» **Task statement**
Count every line below that contains "September", then state the total with no other output.

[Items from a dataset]
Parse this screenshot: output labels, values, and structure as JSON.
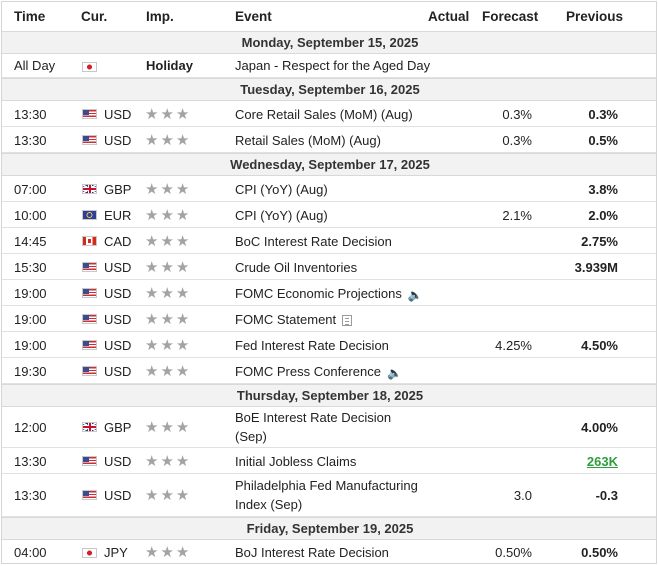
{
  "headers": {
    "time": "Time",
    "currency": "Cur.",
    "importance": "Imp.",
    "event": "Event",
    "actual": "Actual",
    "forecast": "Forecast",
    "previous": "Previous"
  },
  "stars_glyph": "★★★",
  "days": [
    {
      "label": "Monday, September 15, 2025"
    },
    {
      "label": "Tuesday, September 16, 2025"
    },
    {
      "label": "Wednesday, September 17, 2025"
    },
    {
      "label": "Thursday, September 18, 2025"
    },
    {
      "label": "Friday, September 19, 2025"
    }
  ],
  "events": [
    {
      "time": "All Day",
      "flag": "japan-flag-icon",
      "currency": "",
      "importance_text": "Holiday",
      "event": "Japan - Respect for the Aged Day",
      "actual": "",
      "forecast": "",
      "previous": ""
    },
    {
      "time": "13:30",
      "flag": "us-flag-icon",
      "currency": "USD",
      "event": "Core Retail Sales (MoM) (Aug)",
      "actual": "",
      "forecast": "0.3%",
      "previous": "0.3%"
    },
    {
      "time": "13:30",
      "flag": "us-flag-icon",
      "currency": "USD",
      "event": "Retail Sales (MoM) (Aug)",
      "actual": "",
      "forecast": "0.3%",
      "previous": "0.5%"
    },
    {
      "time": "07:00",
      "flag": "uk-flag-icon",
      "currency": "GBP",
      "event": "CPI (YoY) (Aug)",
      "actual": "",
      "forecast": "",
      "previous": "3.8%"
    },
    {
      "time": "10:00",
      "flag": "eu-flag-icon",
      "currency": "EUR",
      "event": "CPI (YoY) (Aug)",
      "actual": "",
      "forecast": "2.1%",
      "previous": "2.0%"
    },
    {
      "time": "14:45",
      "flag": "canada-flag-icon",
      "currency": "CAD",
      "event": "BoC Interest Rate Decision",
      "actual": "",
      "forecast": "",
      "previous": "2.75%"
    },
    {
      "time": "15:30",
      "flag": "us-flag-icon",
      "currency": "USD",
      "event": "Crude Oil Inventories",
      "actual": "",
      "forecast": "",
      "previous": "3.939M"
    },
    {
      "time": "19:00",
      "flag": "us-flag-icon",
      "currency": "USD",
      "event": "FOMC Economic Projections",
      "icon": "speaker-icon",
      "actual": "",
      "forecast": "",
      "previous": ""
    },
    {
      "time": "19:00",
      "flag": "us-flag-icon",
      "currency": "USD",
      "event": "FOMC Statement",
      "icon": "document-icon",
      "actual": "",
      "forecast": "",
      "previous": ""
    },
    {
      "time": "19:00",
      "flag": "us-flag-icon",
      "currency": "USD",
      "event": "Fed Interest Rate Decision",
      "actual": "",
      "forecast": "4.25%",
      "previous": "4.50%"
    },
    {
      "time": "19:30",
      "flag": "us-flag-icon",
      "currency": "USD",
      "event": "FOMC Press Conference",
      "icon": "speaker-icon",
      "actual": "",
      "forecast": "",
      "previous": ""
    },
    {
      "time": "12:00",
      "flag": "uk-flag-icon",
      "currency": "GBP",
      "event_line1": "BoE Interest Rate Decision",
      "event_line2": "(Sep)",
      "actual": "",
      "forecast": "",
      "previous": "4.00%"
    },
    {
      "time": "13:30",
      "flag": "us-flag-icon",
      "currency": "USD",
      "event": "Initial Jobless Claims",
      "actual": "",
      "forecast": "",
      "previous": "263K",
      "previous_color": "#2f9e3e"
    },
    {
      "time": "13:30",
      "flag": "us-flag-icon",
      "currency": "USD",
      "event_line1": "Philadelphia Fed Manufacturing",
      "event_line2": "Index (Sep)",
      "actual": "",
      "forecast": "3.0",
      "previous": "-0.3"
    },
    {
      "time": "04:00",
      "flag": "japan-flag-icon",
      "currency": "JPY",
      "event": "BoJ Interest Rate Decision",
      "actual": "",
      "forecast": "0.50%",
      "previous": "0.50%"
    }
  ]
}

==

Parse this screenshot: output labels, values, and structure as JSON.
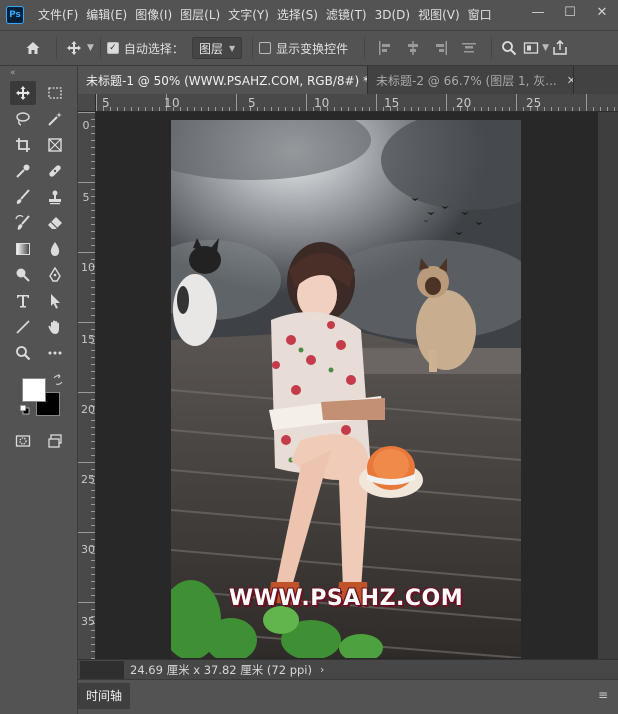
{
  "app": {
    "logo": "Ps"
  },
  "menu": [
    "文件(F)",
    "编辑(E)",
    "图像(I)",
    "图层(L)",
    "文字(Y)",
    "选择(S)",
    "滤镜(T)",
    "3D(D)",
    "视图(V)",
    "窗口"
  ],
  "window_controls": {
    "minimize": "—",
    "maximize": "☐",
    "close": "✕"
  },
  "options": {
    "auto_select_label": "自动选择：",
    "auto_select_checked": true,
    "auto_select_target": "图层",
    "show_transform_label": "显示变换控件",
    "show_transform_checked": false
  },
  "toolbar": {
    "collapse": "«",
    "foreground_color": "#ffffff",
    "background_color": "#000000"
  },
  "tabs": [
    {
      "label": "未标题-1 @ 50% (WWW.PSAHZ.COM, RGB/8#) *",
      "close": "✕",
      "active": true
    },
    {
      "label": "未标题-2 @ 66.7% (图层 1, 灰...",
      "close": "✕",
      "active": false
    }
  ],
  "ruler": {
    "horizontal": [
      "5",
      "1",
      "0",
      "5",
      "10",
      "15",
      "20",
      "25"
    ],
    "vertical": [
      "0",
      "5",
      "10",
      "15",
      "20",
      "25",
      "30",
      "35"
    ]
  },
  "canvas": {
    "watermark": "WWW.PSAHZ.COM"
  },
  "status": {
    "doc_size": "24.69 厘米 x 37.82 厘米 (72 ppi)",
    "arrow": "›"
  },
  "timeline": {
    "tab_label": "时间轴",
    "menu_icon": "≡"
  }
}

» **Written solution**
5